Exercise prompt: Exactly the lines from the one containing "Decode this image" through the end of the data below are to be reproduced, and nothing besides them.

Listed entries:
==========

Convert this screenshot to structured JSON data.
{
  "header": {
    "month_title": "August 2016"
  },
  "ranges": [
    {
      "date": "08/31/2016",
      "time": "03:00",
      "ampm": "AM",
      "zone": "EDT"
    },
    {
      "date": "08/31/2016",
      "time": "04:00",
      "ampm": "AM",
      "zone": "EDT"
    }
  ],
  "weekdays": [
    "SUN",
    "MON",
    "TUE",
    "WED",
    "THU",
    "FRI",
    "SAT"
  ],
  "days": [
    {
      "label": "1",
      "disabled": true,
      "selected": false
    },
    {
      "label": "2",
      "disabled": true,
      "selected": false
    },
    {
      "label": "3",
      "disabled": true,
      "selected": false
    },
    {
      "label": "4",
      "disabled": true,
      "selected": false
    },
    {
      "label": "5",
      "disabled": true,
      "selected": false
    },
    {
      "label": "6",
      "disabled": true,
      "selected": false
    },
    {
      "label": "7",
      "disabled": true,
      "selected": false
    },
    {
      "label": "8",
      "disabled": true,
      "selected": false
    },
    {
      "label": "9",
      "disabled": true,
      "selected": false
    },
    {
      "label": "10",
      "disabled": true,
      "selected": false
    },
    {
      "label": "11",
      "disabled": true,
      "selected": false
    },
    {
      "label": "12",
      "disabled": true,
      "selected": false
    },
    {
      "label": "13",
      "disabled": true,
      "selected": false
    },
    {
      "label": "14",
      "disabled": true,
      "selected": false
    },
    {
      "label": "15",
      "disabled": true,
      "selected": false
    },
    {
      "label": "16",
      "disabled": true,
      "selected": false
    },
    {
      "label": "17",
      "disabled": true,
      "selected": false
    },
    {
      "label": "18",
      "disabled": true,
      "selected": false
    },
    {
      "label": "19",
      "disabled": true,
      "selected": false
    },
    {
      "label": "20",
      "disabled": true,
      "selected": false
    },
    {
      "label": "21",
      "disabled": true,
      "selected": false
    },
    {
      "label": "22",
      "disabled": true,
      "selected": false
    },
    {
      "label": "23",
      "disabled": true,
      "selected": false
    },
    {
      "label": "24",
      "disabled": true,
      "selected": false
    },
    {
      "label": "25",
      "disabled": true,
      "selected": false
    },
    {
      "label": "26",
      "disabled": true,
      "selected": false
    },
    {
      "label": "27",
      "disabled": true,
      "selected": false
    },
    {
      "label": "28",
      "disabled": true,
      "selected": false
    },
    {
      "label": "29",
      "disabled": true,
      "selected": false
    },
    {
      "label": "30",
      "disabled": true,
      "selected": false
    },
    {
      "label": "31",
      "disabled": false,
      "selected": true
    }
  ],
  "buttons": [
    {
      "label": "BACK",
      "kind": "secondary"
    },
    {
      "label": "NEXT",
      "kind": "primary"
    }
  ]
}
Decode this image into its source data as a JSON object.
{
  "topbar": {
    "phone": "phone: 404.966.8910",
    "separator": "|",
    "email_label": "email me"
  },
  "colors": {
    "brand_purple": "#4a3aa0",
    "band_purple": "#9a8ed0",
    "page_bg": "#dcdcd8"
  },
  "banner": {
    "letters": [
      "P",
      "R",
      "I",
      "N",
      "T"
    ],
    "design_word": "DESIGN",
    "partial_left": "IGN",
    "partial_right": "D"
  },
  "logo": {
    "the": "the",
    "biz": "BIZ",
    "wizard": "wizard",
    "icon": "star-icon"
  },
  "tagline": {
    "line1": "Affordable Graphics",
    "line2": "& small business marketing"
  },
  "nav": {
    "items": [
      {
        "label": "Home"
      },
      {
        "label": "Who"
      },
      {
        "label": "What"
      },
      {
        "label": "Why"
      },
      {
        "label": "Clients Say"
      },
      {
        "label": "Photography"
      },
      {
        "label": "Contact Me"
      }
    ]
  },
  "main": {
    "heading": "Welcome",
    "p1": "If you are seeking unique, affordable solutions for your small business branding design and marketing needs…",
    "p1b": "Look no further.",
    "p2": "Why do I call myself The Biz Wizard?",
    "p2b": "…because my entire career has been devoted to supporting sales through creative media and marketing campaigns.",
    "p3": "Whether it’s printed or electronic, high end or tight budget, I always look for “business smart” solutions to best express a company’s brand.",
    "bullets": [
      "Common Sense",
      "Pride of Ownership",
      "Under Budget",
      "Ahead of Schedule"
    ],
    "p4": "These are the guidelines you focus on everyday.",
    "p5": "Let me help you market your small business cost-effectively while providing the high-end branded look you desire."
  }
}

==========

Exercise output:
Decode this image into its source data as a JSON object.
{
  "topbar": {
    "phone": "phone: 404.966.8910",
    "separator": "|",
    "email_label": "email me"
  },
  "colors": {
    "brand_purple": "#4a3aa0",
    "band_purple": "#9a8ed0",
    "page_bg": "#dcdcd8"
  },
  "banner": {
    "letters": [
      "P",
      "R",
      "I",
      "N",
      "T"
    ],
    "design_word": "DESIGN",
    "partial_left": "IGN",
    "partial_right": "D"
  },
  "logo": {
    "the": "the",
    "biz": "BIZ",
    "wizard": "wizard",
    "icon": "star-icon"
  },
  "tagline": {
    "line1": "Affordable Graphics",
    "line2": "& small business marketing"
  },
  "nav": {
    "items": [
      {
        "label": "Home"
      },
      {
        "label": "Who"
      },
      {
        "label": "What"
      },
      {
        "label": "Why"
      },
      {
        "label": "Clients Say"
      },
      {
        "label": "Photography"
      },
      {
        "label": "Contact Me"
      }
    ]
  },
  "main": {
    "heading": "Welcome",
    "p1": "If you are seeking unique, affordable solutions for your small business branding design and marketing needs…",
    "p1b": "Look no further.",
    "p2": "Why do I call myself The Biz Wizard?",
    "p2b": "…because my entire career has been devoted to supporting sales through creative media and marketing campaigns.",
    "p3": "Whether it’s printed or electronic, high end or tight budget, I always look for “business smart” solutions to best express a company’s brand.",
    "bullets": [
      "Common Sense",
      "Pride of Ownership",
      "Under Budget",
      "Ahead of Schedule"
    ],
    "p4": "These are the guidelines you focus on everyday.",
    "p5": "Let me help you market your small business cost-effectively while providing the high-end branded look you desire."
  }
}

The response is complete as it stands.